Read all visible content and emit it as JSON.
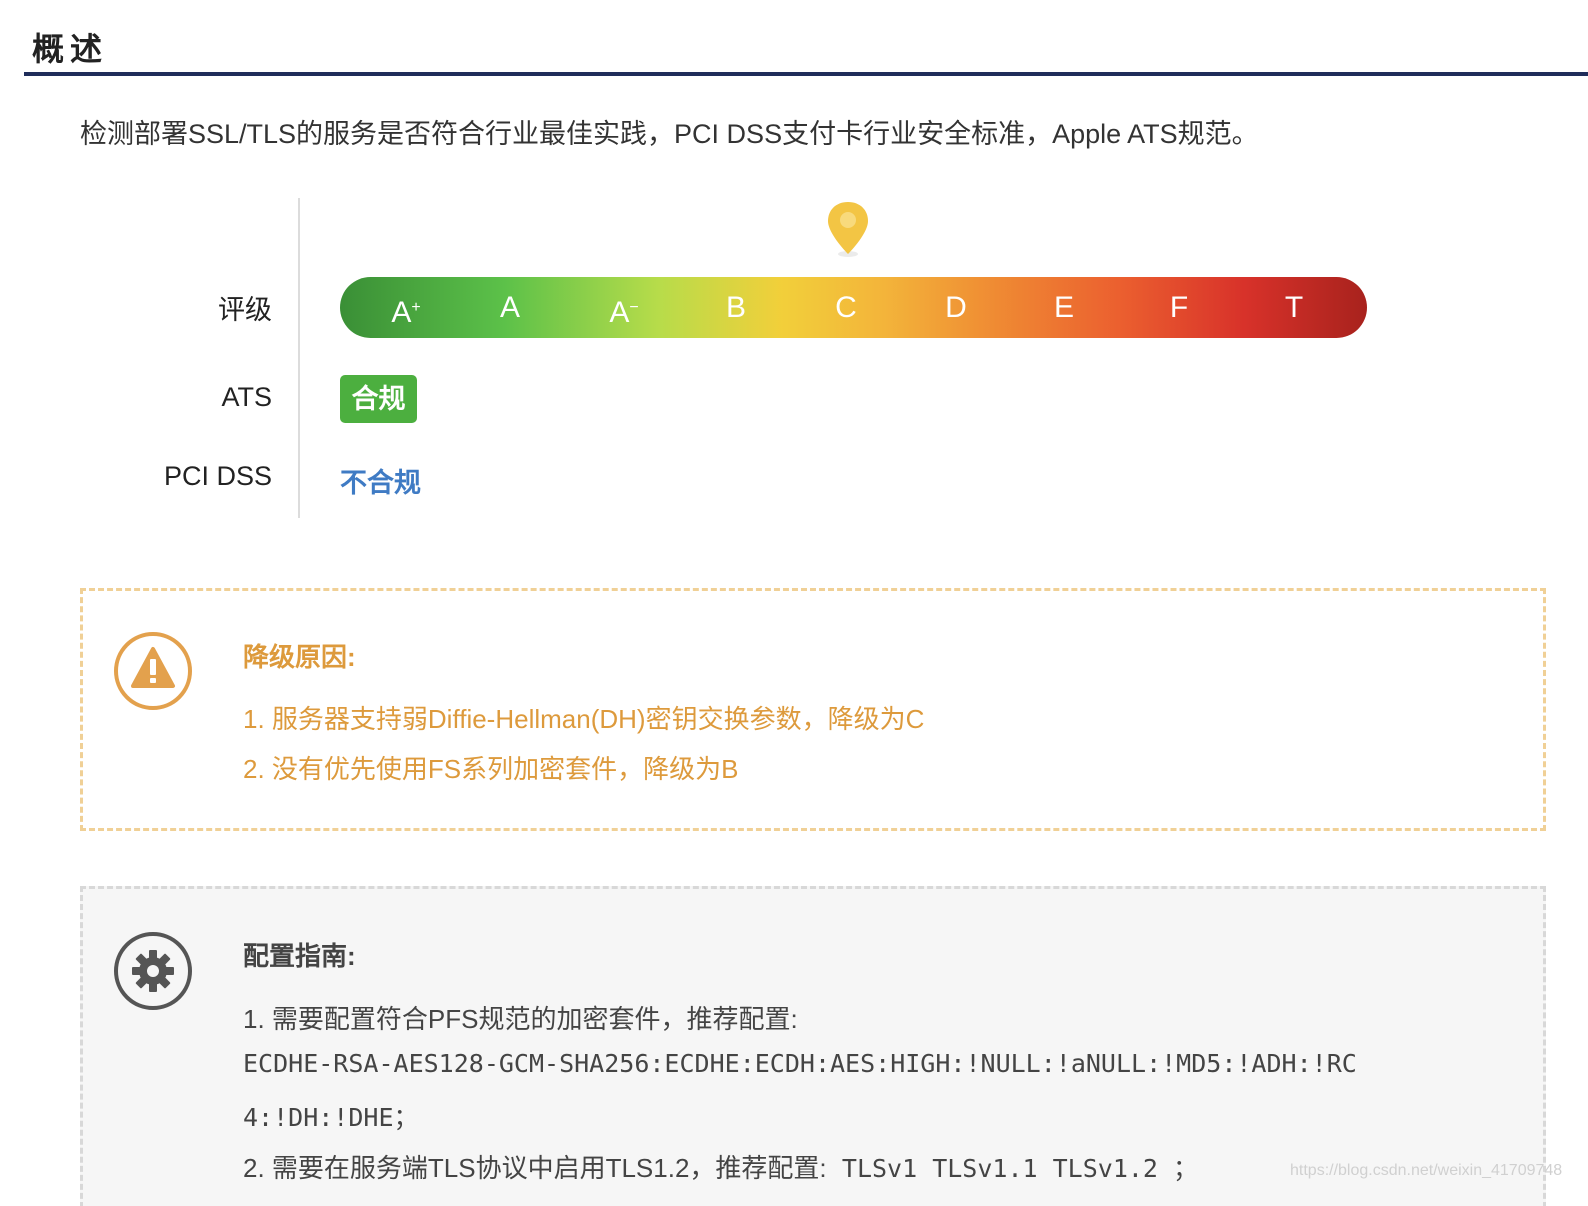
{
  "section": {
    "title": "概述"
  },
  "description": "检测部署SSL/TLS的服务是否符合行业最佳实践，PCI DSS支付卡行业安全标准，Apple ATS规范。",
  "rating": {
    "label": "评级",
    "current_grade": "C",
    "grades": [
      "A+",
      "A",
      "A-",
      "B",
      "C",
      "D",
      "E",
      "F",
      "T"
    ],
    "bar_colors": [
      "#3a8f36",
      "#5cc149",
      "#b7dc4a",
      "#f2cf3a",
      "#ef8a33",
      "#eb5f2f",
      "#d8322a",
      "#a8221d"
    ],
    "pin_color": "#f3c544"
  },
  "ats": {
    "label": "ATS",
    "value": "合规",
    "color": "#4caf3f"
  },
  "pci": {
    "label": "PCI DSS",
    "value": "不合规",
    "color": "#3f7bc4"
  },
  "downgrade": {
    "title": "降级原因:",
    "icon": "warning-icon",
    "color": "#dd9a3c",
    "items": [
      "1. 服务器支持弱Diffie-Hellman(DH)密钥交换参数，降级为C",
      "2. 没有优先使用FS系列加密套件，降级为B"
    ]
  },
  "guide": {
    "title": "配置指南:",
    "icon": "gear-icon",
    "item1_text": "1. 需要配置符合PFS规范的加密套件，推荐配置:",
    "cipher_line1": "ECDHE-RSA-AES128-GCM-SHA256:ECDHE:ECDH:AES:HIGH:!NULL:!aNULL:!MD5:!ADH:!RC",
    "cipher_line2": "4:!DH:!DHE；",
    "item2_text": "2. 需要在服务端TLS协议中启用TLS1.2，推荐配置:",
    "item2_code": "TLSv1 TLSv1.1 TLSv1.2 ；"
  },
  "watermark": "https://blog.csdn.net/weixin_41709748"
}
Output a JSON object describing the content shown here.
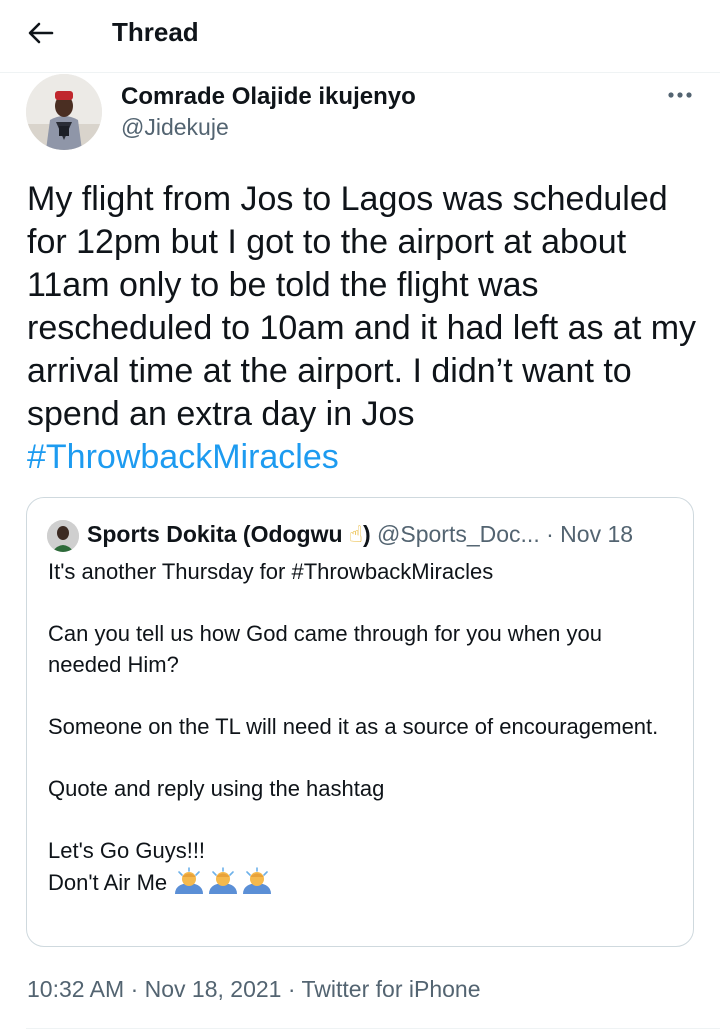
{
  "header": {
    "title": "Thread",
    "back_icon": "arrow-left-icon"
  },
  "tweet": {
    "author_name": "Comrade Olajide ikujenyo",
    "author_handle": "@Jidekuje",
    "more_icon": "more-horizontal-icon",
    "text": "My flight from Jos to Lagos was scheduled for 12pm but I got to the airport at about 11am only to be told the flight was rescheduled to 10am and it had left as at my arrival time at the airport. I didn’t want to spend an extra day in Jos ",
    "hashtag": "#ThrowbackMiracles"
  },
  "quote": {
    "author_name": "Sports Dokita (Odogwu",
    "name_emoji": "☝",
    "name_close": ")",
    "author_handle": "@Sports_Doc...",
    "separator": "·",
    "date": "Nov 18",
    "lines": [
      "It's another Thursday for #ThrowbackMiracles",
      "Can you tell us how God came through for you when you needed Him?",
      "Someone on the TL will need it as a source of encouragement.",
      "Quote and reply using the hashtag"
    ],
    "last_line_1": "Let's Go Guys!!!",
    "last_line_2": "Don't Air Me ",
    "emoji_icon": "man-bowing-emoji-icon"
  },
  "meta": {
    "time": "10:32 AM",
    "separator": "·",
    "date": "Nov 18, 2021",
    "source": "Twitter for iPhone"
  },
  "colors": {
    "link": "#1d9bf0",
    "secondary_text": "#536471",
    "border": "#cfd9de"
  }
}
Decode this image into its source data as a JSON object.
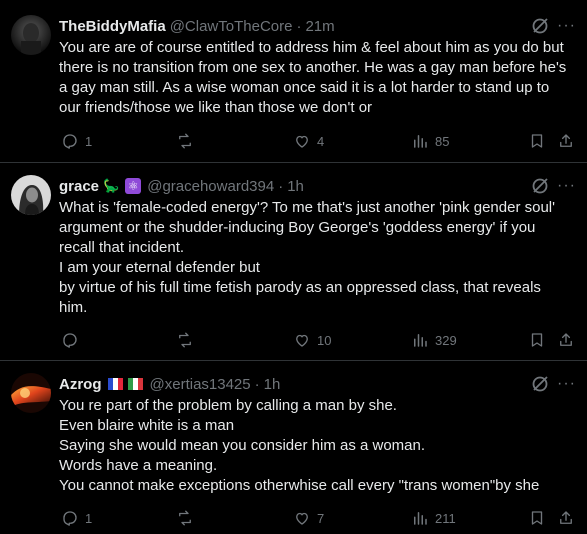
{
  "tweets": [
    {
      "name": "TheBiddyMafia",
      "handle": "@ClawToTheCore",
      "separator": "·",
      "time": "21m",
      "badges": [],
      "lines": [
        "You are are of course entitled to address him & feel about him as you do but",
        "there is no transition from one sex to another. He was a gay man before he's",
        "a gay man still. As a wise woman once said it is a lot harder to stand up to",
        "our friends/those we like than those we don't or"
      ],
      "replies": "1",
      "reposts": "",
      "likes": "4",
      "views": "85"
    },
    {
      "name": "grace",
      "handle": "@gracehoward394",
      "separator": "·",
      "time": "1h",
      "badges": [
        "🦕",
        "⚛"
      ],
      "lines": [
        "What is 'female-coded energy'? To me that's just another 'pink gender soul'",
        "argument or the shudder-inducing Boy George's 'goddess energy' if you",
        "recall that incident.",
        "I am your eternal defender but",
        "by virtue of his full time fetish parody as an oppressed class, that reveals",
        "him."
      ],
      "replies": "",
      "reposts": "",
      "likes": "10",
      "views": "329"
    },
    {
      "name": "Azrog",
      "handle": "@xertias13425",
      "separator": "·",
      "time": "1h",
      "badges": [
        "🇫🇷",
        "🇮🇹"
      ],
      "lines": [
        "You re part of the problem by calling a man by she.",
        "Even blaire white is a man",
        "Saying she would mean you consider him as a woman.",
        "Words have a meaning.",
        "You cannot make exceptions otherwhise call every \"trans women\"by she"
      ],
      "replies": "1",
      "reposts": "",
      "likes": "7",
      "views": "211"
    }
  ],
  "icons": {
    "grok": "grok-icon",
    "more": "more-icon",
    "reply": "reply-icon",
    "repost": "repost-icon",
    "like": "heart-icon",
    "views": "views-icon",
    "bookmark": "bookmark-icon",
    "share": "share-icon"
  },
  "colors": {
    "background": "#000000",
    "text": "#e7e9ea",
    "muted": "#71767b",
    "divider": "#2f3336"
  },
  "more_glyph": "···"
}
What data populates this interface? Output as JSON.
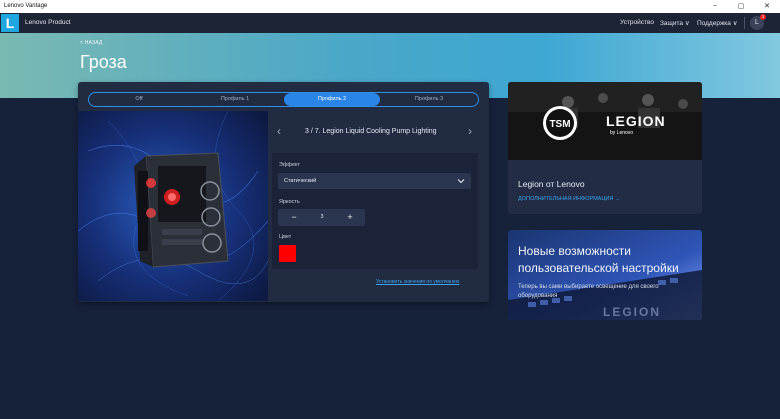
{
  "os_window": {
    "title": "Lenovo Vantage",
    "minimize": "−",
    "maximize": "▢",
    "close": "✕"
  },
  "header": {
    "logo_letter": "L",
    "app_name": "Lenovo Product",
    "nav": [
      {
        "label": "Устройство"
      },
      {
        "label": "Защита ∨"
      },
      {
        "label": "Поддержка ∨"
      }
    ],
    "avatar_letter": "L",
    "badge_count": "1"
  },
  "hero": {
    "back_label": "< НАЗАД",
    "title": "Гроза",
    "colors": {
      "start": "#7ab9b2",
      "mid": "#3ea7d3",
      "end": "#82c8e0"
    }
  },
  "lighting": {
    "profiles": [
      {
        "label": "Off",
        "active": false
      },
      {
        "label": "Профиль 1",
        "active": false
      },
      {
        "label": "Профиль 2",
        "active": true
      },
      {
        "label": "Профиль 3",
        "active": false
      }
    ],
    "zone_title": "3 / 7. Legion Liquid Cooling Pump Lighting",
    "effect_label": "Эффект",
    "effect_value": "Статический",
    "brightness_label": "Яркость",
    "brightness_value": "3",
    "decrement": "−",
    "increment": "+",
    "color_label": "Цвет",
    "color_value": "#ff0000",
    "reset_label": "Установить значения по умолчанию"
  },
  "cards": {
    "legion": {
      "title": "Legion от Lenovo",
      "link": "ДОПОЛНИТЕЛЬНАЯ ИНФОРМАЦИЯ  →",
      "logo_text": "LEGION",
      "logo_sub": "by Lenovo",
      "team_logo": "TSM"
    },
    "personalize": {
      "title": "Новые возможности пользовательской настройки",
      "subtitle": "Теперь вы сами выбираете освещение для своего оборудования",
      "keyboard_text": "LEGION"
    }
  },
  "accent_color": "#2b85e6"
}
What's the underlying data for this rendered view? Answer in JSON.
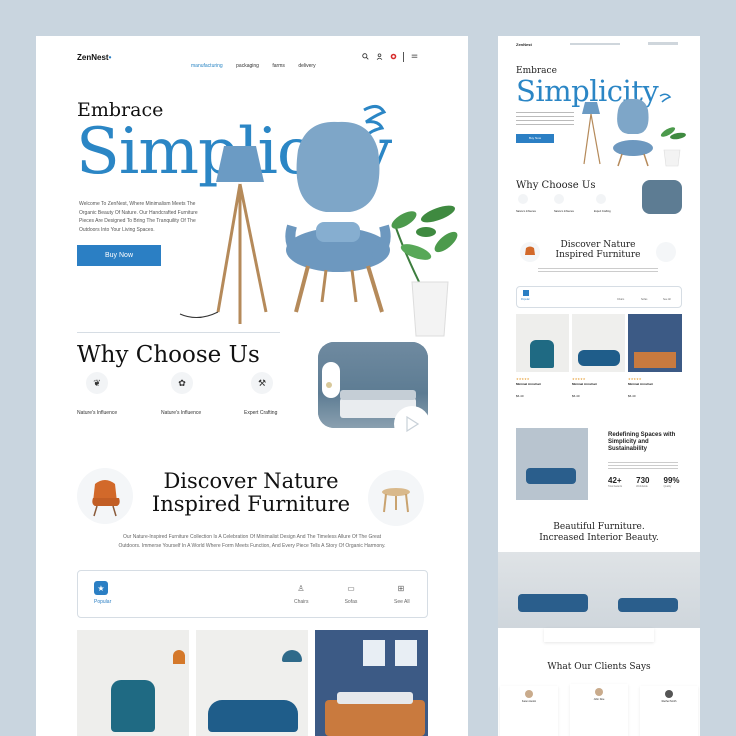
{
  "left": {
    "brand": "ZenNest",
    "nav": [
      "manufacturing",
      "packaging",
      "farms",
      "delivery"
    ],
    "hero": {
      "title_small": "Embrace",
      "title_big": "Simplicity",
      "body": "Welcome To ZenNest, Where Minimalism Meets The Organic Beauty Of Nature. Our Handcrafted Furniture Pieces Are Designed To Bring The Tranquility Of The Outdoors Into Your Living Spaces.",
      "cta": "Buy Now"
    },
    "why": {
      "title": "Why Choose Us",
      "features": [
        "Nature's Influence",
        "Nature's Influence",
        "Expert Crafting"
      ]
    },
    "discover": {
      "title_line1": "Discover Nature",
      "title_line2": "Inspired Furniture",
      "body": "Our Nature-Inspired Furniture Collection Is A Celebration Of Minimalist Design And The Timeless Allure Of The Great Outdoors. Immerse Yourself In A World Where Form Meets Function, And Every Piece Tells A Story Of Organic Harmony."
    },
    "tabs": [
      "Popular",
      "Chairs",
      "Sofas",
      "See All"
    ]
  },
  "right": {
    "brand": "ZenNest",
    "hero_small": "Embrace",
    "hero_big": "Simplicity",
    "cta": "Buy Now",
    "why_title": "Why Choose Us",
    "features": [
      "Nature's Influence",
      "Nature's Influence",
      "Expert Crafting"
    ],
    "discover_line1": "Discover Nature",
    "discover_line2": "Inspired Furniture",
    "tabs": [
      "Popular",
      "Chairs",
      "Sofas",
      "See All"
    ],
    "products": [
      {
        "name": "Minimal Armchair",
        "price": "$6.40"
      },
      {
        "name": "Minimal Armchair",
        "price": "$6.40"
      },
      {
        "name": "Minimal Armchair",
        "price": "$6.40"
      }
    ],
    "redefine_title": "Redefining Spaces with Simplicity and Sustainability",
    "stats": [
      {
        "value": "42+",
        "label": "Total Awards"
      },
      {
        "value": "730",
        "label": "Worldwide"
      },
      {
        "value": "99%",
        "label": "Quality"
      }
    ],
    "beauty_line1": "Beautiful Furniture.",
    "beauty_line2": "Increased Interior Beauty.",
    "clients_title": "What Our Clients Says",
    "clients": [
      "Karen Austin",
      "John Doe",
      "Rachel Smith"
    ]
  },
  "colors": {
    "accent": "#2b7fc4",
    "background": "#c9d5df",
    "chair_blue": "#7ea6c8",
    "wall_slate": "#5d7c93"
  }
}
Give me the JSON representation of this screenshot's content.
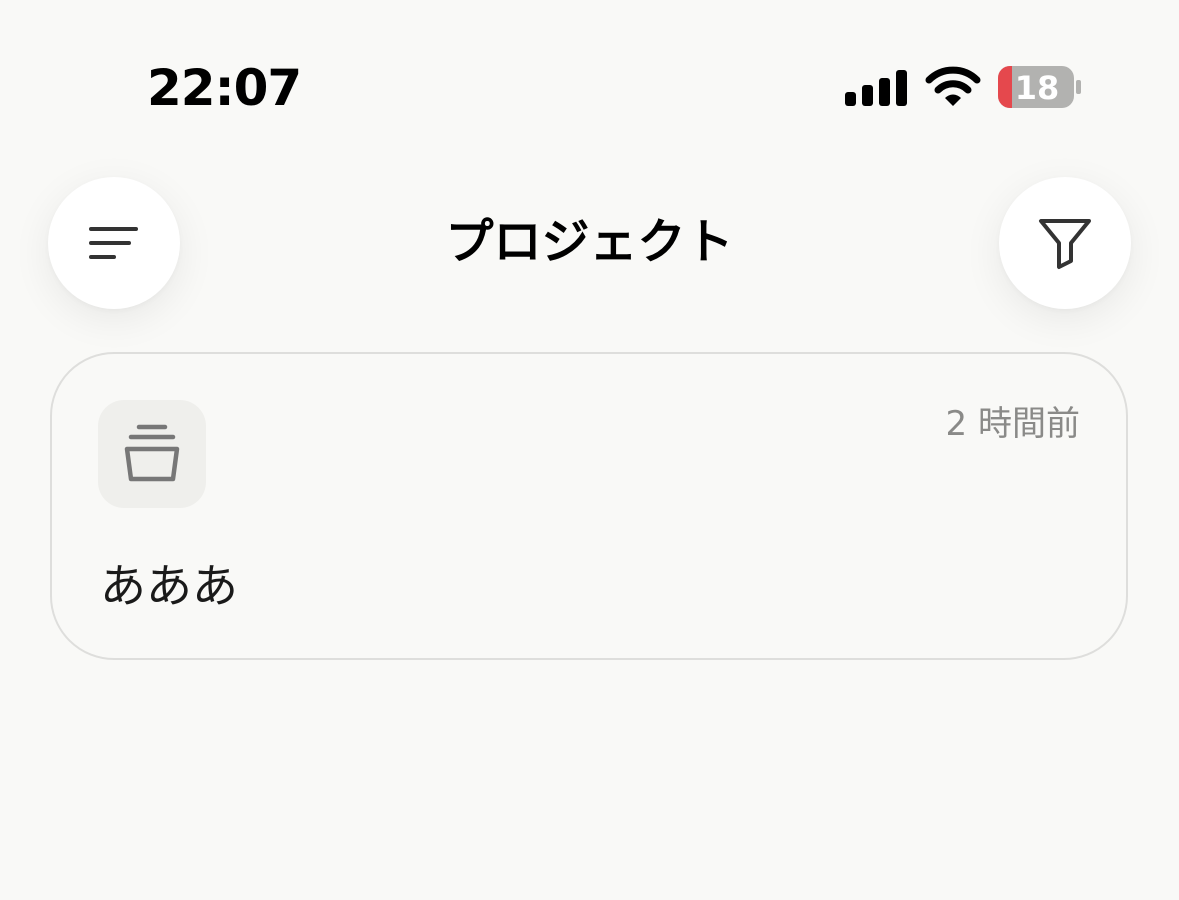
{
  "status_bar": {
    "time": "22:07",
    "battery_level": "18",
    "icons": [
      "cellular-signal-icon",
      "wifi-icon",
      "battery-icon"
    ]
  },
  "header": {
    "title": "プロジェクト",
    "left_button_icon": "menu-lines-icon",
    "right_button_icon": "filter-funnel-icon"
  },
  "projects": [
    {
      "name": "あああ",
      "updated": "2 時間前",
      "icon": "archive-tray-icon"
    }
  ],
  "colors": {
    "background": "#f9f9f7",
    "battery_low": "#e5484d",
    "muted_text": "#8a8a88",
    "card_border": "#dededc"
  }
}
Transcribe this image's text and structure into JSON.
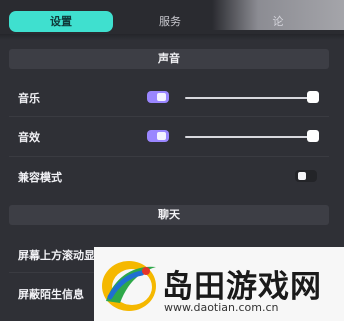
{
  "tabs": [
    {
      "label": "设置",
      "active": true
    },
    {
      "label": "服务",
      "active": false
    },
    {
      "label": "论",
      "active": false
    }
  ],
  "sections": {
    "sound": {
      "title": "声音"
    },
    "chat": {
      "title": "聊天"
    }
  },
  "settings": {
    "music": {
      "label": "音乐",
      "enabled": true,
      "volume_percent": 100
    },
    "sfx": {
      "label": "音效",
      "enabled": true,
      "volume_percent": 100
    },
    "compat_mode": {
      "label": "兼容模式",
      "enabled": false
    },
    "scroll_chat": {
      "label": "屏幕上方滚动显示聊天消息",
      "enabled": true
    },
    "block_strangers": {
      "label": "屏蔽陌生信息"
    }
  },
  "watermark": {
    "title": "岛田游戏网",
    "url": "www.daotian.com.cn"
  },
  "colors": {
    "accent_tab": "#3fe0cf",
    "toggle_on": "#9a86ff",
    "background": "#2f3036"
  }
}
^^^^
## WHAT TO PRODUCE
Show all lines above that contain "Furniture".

## RESPONSE TO THIS EXERCISE
      "body": "Welcome To ZenNest, Where Minimalism Meets The Organic Beauty Of Nature. Our Handcrafted Furniture Pieces Are Designed To Bring The Tranquility Of The Outdoors Into Your Living Spaces.",
      "title_line2": "Inspired Furniture",
      "body": "Our Nature-Inspired Furniture Collection Is A Celebration Of Minimalist Design And The Timeless Allure Of The Great Outdoors. Immerse Yourself In A World Where Form Meets Function, And Every Piece Tells A Story Of Organic Harmony."
    "discover_line2": "Inspired Furniture",
    "beauty_line1": "Beautiful Furniture.",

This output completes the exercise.